INSTRUCTIONS FOR THE TASK: Every line holding "legend" should be copied from the records below.

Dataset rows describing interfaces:
---

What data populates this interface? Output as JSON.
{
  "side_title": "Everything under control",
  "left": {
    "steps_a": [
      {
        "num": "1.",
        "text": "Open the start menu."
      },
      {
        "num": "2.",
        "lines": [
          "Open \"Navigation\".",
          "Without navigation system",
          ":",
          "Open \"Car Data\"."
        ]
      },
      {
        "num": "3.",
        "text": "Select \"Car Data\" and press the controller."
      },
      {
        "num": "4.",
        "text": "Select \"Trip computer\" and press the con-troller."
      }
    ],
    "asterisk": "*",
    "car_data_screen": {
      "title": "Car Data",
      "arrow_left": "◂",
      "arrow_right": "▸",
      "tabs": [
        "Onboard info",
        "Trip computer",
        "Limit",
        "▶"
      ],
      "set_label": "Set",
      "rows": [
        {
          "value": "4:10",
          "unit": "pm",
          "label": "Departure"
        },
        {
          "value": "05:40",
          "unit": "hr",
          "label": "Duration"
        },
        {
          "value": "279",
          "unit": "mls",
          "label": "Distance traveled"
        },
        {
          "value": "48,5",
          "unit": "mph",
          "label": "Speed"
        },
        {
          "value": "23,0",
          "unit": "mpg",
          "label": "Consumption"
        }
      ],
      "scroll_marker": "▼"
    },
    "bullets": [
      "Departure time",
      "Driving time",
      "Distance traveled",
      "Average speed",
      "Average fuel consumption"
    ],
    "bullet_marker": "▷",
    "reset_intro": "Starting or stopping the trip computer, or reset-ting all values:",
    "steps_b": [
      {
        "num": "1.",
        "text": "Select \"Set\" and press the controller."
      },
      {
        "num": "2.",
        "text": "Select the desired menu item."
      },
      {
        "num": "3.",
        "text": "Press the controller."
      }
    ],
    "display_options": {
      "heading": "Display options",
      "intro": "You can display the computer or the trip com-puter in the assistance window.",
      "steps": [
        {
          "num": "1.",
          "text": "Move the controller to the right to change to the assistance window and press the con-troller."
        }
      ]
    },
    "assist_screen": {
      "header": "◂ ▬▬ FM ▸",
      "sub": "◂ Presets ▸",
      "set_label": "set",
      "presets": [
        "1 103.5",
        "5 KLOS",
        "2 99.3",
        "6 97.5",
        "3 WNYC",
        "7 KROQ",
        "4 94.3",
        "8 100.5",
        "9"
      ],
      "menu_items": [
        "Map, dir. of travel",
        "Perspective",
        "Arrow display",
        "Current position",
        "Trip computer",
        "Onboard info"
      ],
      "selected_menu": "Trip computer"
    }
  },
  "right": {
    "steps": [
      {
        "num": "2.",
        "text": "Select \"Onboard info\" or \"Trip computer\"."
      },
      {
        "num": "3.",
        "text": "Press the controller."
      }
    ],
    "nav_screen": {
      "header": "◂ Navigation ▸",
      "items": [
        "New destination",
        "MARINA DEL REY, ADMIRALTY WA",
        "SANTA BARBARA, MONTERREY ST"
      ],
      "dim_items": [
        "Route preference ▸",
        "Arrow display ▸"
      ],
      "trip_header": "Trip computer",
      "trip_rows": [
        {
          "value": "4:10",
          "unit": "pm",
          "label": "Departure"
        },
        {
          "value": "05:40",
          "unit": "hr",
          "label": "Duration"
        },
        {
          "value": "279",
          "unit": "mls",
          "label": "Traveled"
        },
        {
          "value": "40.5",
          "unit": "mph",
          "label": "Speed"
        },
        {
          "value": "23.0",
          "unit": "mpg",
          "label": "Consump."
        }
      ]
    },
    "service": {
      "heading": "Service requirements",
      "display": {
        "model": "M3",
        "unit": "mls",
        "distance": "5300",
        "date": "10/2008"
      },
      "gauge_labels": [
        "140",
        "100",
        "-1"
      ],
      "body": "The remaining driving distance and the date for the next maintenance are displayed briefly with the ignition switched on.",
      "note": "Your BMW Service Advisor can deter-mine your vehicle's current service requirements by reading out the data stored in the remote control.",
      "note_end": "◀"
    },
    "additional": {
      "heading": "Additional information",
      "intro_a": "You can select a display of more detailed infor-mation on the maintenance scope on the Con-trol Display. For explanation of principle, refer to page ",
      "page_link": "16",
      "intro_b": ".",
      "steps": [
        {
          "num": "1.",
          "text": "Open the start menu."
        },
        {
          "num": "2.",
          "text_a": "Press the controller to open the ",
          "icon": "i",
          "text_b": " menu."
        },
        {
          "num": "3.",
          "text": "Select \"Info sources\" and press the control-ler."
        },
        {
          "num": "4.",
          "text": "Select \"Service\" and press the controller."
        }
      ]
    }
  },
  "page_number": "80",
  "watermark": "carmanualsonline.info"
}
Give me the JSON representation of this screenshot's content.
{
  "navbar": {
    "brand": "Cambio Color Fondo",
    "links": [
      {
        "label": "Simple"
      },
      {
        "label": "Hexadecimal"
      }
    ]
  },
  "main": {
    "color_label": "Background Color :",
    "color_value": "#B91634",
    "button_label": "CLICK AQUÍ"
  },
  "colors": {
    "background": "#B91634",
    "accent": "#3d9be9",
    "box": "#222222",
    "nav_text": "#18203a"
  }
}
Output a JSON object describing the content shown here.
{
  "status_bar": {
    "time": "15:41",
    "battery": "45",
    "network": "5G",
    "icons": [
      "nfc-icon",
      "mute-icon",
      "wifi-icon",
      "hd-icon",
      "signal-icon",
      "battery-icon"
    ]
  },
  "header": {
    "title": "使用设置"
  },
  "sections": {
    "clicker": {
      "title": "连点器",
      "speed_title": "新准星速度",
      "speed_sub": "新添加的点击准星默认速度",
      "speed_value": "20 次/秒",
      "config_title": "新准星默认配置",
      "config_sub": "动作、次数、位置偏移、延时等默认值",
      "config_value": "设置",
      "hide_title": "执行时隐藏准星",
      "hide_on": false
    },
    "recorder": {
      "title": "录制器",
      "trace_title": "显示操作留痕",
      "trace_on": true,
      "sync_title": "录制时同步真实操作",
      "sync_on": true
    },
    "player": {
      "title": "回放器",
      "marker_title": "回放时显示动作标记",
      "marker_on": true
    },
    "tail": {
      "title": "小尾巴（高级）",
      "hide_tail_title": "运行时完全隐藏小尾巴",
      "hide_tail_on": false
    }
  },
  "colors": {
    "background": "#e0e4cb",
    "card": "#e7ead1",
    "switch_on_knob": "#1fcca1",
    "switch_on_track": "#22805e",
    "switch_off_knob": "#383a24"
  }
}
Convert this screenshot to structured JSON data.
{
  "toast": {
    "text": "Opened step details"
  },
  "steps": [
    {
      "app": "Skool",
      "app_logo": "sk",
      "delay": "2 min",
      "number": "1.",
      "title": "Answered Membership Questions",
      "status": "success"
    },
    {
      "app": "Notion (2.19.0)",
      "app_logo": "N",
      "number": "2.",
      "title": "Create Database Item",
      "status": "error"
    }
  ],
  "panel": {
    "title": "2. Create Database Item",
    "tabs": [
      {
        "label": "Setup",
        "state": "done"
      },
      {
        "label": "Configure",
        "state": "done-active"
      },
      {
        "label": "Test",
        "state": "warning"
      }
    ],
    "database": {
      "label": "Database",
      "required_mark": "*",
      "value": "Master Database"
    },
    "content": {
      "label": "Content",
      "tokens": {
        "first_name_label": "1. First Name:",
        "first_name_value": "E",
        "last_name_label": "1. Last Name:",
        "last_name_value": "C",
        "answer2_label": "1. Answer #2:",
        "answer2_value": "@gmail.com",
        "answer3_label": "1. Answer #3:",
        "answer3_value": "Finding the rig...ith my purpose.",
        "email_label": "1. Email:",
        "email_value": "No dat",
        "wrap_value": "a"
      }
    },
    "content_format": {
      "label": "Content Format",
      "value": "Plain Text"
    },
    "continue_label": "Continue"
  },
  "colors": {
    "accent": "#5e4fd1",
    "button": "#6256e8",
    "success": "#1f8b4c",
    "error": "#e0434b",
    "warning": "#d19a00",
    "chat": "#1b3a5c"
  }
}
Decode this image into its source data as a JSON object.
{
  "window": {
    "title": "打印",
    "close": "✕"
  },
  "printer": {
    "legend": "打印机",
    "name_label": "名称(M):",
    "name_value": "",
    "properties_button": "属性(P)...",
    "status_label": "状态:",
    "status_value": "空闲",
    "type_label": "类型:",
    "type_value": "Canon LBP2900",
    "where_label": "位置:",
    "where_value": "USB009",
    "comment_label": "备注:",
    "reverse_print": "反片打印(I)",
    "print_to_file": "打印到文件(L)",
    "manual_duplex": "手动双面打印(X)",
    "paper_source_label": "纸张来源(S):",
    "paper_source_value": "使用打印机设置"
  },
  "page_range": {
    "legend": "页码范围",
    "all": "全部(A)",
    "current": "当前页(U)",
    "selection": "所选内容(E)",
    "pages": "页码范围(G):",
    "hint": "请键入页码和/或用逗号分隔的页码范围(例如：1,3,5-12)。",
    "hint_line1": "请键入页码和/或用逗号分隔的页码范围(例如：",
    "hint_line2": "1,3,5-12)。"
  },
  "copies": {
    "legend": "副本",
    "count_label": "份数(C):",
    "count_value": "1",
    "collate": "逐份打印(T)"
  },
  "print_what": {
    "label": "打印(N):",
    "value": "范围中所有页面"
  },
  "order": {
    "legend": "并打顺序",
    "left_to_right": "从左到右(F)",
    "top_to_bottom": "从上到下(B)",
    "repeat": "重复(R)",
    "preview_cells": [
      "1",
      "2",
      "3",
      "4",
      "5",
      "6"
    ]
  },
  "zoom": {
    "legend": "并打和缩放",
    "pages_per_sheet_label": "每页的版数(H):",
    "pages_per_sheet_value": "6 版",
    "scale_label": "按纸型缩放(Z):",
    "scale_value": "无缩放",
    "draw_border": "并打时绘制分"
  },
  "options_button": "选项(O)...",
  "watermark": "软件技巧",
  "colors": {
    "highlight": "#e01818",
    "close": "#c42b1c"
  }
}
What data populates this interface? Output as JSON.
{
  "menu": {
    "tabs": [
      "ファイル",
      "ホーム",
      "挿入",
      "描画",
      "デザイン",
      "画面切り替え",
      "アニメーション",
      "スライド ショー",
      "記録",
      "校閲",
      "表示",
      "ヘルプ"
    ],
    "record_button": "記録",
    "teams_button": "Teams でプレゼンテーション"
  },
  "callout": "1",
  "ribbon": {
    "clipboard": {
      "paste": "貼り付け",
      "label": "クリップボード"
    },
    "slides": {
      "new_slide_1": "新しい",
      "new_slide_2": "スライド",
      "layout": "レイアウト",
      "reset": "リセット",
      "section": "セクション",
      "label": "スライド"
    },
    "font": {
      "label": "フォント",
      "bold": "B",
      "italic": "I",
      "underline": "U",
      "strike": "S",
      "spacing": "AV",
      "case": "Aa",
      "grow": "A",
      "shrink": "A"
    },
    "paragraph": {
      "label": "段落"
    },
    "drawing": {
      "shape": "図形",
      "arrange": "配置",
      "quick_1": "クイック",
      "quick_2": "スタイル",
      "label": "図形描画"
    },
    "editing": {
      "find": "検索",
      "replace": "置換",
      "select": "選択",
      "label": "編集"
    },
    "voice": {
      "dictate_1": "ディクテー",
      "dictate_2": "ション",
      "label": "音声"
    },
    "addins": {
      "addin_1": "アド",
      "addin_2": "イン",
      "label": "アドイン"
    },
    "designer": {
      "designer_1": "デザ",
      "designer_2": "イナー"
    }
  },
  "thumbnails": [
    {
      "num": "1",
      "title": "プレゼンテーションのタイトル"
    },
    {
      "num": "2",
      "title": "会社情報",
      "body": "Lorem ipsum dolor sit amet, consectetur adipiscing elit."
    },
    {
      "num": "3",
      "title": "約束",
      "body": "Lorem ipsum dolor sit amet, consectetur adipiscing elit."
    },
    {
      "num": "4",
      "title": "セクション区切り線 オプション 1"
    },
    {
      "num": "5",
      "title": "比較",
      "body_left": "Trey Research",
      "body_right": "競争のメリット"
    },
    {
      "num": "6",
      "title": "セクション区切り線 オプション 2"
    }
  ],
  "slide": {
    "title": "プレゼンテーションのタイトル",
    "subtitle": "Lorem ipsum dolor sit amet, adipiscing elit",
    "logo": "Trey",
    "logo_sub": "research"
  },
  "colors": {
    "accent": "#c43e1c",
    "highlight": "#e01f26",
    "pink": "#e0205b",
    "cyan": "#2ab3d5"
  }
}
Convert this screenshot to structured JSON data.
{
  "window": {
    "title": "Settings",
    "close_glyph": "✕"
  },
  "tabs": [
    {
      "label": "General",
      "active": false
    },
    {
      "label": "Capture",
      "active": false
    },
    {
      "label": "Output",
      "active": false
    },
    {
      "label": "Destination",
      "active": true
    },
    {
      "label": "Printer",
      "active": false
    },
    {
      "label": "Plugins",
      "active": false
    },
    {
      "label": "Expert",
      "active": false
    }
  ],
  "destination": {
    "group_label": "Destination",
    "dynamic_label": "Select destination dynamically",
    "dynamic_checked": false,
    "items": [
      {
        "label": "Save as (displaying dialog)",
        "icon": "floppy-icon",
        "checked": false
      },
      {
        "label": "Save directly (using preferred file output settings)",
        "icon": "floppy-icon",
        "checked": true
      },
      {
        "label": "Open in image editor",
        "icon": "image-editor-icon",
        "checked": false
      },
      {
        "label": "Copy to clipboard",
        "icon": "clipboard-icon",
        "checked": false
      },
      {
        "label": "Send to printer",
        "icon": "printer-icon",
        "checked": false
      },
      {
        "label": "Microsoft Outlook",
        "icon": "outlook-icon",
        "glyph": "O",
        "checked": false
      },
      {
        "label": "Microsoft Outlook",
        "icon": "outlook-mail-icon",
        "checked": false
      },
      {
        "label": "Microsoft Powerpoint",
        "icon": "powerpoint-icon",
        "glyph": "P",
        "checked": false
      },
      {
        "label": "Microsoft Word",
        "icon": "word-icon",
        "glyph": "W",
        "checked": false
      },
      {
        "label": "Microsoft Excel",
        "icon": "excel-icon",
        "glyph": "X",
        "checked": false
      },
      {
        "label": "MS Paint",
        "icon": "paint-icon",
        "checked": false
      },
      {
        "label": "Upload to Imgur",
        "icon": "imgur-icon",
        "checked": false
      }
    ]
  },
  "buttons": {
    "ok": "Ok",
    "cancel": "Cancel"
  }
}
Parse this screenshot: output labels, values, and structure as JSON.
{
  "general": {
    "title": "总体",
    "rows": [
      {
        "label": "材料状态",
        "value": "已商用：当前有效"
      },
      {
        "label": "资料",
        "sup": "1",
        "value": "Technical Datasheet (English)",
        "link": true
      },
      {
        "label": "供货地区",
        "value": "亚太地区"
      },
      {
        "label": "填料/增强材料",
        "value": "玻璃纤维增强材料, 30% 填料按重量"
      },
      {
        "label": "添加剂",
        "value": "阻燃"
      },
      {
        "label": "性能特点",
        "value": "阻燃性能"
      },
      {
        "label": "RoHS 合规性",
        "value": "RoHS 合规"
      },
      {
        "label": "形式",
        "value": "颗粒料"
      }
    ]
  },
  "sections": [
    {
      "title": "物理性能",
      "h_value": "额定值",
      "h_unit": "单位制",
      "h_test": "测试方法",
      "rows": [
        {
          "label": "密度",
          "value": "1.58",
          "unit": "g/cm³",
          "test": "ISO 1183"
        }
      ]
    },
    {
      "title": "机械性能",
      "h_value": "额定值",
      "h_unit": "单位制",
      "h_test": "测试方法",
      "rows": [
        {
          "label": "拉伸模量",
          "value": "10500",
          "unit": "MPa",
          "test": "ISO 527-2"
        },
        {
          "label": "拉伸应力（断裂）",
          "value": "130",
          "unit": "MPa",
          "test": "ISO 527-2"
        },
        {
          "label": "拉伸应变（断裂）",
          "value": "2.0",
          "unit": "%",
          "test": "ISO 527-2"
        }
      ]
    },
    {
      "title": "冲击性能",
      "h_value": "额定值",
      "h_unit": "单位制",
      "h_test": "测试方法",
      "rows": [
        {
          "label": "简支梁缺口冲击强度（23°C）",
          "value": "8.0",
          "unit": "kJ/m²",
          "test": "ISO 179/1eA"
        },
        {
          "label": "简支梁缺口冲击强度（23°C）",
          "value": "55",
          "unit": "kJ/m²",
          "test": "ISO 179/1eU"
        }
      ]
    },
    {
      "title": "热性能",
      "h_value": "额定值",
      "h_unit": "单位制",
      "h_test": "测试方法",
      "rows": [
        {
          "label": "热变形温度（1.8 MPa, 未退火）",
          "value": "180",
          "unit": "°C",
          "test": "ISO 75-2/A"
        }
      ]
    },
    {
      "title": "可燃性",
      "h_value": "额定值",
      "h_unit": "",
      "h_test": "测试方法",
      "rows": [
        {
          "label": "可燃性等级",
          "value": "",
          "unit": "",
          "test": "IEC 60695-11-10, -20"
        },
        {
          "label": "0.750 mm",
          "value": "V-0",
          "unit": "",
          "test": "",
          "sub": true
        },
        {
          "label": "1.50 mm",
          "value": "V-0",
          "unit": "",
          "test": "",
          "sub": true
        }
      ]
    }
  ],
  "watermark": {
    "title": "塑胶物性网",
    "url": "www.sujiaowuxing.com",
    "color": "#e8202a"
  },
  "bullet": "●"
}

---

TASK OUTPUT:
    "legend": "打印机",
    "legend": "页码范围",
    "legend": "副本",
    "legend": "并打顺序",
    "legend": "并打和缩放",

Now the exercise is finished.